The most important movement in the first half of the nineteenth century that was both philosophical and theological, and dealt with social issues was Transcendentalism. Its foremost spokesperson was RALPH WALDO EMERSON (1803–82), who, after Edwards and Franklin, was among the earliest US thinkers to have a contemporary influence outside the USA. In addition to Emerson, transcendentalist thinkers included Orestes Brownson (1803– 76),
who searched the religious spectrum and ended his life as a Roman Catholic; Margaret Fuller (1810–50), the most outspoken feminist among the Transcendentalists; George Ripley (1802–80), the founder of Brook Farm (1841–7), a communal experiment that briefly attracted Nathaniel Hawthorne (1804–64) among others; and Bronson Alcott (1799–1888) and Elizabeth Palmer Peabody (1804–94), educational theorists.
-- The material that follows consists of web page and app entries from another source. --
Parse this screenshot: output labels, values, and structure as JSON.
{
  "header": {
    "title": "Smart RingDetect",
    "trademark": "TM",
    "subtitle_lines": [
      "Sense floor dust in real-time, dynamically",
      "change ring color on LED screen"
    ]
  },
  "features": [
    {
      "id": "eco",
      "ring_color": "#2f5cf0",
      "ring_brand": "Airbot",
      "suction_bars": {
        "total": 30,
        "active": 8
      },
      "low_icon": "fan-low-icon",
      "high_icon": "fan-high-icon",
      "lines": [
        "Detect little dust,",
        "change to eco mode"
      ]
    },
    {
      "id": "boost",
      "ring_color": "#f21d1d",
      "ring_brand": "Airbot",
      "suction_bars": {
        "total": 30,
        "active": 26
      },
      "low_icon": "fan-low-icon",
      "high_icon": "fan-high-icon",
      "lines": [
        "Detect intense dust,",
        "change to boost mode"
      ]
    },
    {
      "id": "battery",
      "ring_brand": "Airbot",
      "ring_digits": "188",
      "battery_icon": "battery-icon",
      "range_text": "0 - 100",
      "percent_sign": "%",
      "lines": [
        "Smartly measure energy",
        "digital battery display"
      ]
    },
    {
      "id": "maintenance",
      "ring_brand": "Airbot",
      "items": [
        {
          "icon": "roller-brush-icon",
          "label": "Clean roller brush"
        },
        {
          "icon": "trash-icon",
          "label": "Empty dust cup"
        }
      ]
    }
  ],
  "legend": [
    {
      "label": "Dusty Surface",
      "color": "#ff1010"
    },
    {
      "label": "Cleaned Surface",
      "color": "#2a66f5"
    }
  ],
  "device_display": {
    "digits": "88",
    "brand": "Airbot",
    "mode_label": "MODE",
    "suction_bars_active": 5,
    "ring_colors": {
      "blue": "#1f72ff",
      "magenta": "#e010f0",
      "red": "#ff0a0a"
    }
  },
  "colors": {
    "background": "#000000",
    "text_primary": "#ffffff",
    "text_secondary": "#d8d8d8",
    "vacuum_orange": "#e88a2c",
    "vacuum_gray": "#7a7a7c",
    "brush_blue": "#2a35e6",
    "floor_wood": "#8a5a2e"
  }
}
But it was Emerson who was the central figure and primary theorist of Transcendentalism, in part because he directly challenged the then dominant Unitarian orthodoxy of the Boston intellectuals of his day. The leader of the Unitarians was William Ellery Channing (1780– 1842), who had challenged the earlier Puritan/Congregational orthodoxy by insisting that reason be applied to religion. This led to the ‘higher criticism’ that became the basis for serious Biblical scholarship, but it also led to a ‘cold’ religion that failed to attract the Transcendentalists, who also believed that there was a fundamental contradiction in Unitarianism’s insistence on the compatibility of reason and the belief in miracles. A movement that had similar objections to Unitarianism but later joined with it was Universalism. Led initially by Hosea Ballou (1771–1852), Universalism has often been called the rural version of Unitarianism and stressed the power of God’s love.
Emerson, who was an ordained minister, refused to give communion in his church, thus rejecting the miracle of transubstantiation, lost his pulpit and in 1838 gave a speech at Harvard Divinity School that was in many ways the founding moment of Transcendentalism. He was not invited back until after the end of the Civil War. Emerson’s new religion was based on ‘the infinitude of the private man’ and stressed self-reliance, but not a self-reliance that would be recognized by the proponents of the ‘self-made man’ of capitalism and the Social Darwinists. Emerson’s self-reliant person would be active in the world as a reformer.